SxSW: Learning From Comics

by Luke Wroblewski March 14, 2006

The How to Blog for Money by Learning From Comics panel at SxSW2006 was an interesting look at how Web business models have been applied to the monetization of a particular medium: comics. Between them, the panelists had tried virtually every Web monetization method under the sun. Their mileage with each varied:

  • Business Models discussed: subscription, syndication, advertising, merchandising, tip jar, product placement, micro-payments, ad generation & placement.
  • Subscription models don't work unless current fame (of the author or comic) carries over or tied to additional product. No one buys art unseen.
  • Daring Fireball’s subscription model: $20 gets you full test RSS feed; $30 gets you a t-shirt (4:1 buy the t-shirt). NPR always includes a physical item with a “subscription.” There is a psychological angle of paying for things you can touch vs. digital content.
  • The “radio model” of syndication to multiple sources and receiving a cut worked well for one author.
  • Web comics need an audience first. Then can monetize 10% of their audience most easily through merchandise sales (t-shirts, books, etc.).
  • Customers don’t like ads that are out of place. Ads should not disrupt the voice of the content but the voice of the content could be applied to ads.
  • Kottke.org does not run ads because of trust and a perception that they disrupt the user experience. He raised $40,000 via donations (tip jar).
  • All the panelists were against product placements within comics.
  • Daring Fireball added Google AdSense and used an analogy about hairpieces that day. They received 1,200 dollars the first day from AdSense. Since then, the revenue has stabilized to enough for hosting bills.
  • OK/Cancel encountered a trade-off between paying the bills with Google ads and usability. The ads performed better but obscured content below the fold.
  • Several of the panelists were utilizing or building a targeted ad network to provide reach for a more relevant audience.

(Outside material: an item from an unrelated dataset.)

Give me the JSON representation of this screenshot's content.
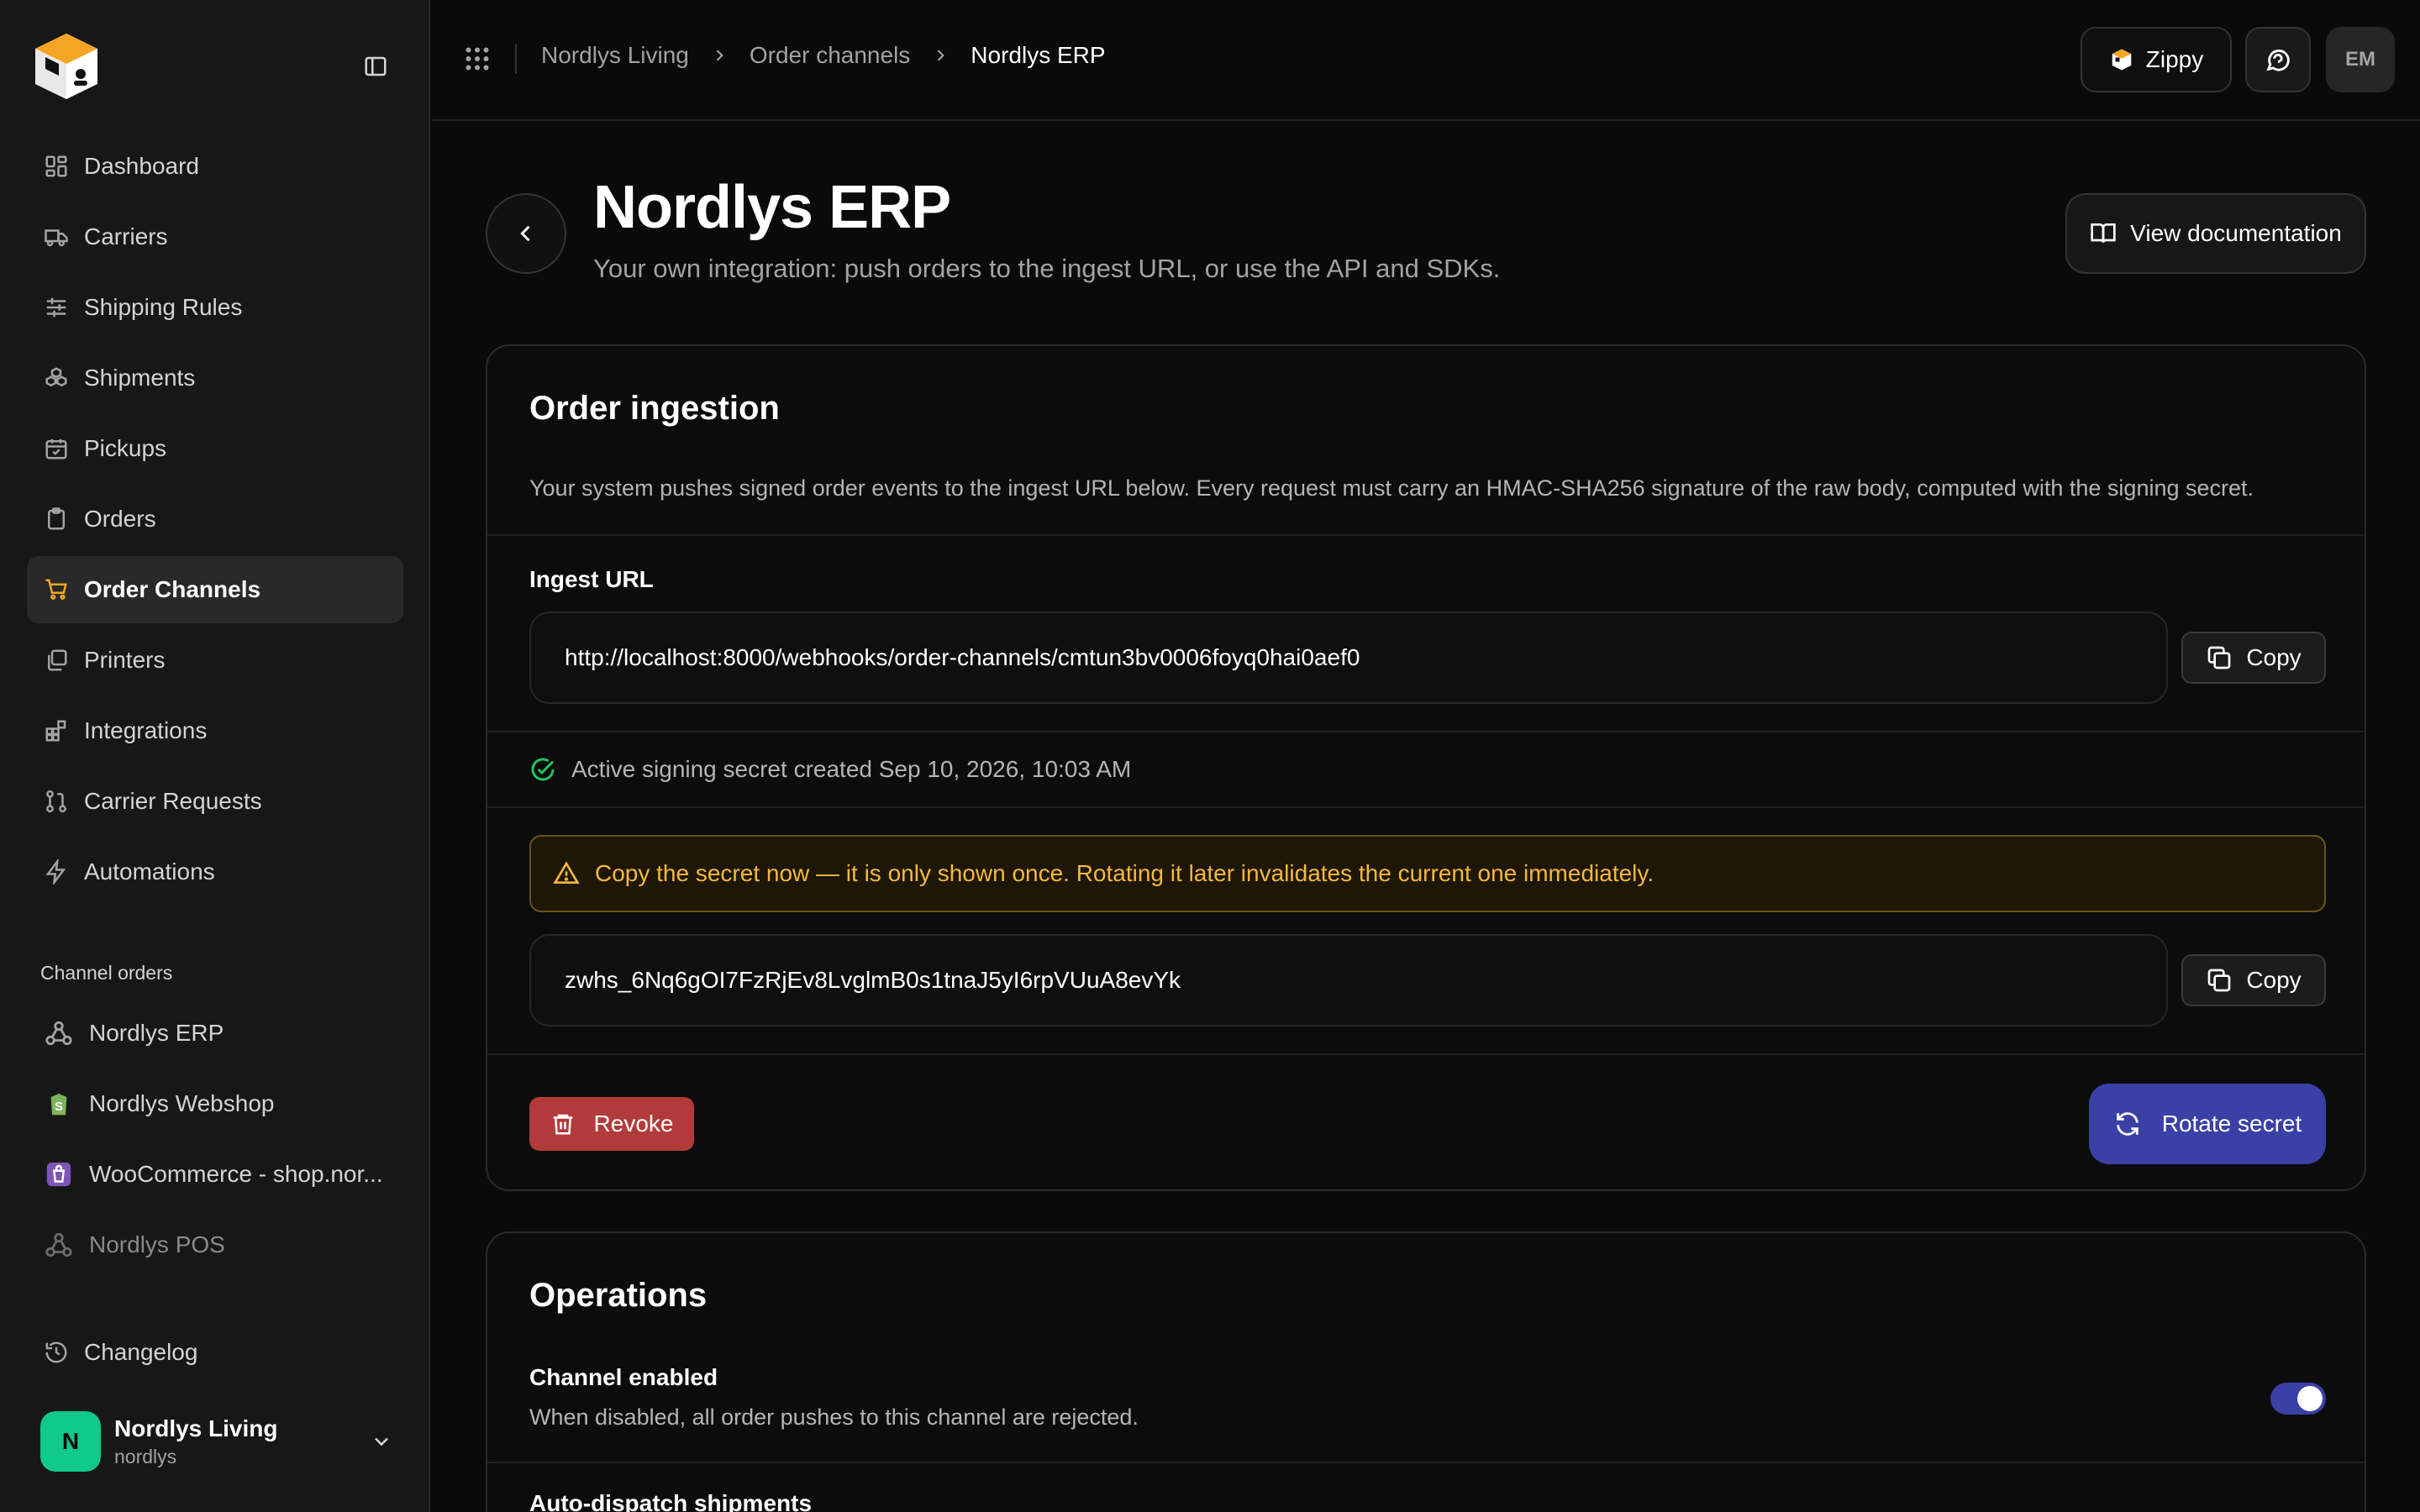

Fans will go out and spread the word about your content better than any form of advertising. How do you encourage fandom to increase traffic?

  • Best way to increase traffic is quality content -frequently.
  • Every once in a while you will stumble on some hot topic and attract a new audience.
  • Expect not to retain the traffic that comes to you from hot tangential topics.
  • Optimize subject lines and terms for search engines